The company said that once the divestitures take place, it would "focus its efforts on its remaining U.S. food retail operations, including Stop & Shop, Giant-Landover, Giant-Carlisle, Tops, and Peapod, positioning those companies for growth."

It was just last week that Ahold announced that it would be consolidating its Giant-Landover management with Stop & Shop's, moving the Washington, DC's operations to Boston; it already has been combining Top's management functions with those of Giant-Carlisle.

Anders Moberg, Ahold President & CEO said, "We believe that Bi-Lo and Bruno's are both powerful brands and will have a bright future under new ownership. We hope to identify buyers whose strategic priorities include further strengthening these businesses to succeed in a competitive but fast-growing marketplace.''

Ahold USA President and CEO, Bill Grize said, "We are confident that this decision will position Bi-Lo and Bruno's for long-term growth in their respective markets, with the intent of creating more value for associates and customers.''

South Carolina-based Bi-Lo was acquired by Ahold in 1977, while Alabama-based Bruno's was bought by the Dutch company in 2001.
KC's View:
First of all, let us say with some degree of pride that in an email to MNB that was posted a few days ago, one member of our community predicted this move. (Do we have great people or what?)

That said, we're have to say that we're amused by Moberg's and Grize's comments about how this move is good for Bi-Lo and Bruno's. It, in fact, may be good for those two chains, but that's not why they are being divested. They’re being divested because Ahold has gotten itself into a vat-load full of trouble because the company’s previous management, led by Cees van der Hoeven, allowed a culture to fester there that allowed financial irregularities to flourish to the tune of a billion-dollar accounting scandal.

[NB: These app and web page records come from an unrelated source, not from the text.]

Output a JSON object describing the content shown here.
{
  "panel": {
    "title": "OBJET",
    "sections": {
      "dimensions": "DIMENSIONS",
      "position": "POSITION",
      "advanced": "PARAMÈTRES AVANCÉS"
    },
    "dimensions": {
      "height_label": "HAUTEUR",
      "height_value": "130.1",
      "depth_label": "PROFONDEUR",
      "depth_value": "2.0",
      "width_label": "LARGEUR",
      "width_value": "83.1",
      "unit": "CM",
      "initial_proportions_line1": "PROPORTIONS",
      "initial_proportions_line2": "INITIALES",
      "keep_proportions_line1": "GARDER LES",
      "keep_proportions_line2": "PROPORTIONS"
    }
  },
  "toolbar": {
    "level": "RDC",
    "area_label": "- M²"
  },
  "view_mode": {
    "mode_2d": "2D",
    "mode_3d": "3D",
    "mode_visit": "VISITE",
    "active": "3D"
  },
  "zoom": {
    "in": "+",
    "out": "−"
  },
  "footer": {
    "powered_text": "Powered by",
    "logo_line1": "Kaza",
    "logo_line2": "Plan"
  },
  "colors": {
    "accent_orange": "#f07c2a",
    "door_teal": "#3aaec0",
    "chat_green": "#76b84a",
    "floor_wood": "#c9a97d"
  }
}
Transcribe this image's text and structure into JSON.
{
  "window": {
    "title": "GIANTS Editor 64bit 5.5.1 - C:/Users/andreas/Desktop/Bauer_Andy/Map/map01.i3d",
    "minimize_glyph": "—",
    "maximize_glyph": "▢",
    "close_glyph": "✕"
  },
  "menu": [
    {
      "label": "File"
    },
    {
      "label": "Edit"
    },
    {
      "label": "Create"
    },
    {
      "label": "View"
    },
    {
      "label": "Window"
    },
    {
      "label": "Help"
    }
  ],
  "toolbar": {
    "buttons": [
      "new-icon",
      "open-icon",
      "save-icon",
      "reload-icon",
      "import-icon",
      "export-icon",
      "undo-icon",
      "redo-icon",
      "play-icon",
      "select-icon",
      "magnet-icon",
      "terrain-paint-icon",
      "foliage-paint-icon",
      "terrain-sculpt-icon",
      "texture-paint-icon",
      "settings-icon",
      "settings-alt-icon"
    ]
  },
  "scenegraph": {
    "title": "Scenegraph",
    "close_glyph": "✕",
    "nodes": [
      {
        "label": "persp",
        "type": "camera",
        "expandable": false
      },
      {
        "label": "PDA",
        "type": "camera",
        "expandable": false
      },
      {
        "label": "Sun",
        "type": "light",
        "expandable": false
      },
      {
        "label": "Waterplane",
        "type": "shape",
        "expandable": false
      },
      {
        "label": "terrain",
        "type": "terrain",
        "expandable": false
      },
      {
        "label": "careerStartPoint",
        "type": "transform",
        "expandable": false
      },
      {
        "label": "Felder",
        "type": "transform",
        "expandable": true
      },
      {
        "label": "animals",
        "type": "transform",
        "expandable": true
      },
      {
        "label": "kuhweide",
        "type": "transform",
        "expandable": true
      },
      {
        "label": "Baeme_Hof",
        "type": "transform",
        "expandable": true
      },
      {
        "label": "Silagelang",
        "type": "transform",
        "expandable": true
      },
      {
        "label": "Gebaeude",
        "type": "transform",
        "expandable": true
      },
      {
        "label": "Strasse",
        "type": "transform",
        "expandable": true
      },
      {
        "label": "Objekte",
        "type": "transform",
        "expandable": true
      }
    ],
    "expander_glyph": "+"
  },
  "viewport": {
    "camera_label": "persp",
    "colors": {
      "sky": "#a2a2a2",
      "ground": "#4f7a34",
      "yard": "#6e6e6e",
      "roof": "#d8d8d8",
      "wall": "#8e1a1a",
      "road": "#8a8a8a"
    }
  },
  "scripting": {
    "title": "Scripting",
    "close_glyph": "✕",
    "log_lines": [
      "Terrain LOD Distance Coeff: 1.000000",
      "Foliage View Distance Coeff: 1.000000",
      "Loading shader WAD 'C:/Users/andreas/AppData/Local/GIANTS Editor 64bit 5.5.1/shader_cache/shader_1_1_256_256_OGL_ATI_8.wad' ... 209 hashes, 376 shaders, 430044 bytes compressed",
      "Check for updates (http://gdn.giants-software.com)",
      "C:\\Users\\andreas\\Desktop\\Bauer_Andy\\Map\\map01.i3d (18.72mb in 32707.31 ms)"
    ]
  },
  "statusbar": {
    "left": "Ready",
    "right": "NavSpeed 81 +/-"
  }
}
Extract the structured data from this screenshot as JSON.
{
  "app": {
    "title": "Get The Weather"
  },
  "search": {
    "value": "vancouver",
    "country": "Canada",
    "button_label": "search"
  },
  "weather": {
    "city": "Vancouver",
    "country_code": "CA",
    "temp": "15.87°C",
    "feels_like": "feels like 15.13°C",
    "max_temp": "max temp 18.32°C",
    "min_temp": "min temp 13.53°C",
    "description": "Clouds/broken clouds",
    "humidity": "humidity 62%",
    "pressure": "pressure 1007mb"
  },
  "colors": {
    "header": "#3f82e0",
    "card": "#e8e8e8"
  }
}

By the way, a Dutch shareholders group asked a court there to start an investigation into actions taken by the management of retailer Ahold during the period 2000 and 2003.

The shame is that Ahold was building something here in the US, and it wasn't that long ago that the sky seemed to be the limit. What it was building is now being dismantled. Whether this is a good or bad move for competition will depend on what company acquires Bi-Lo and Bruno's.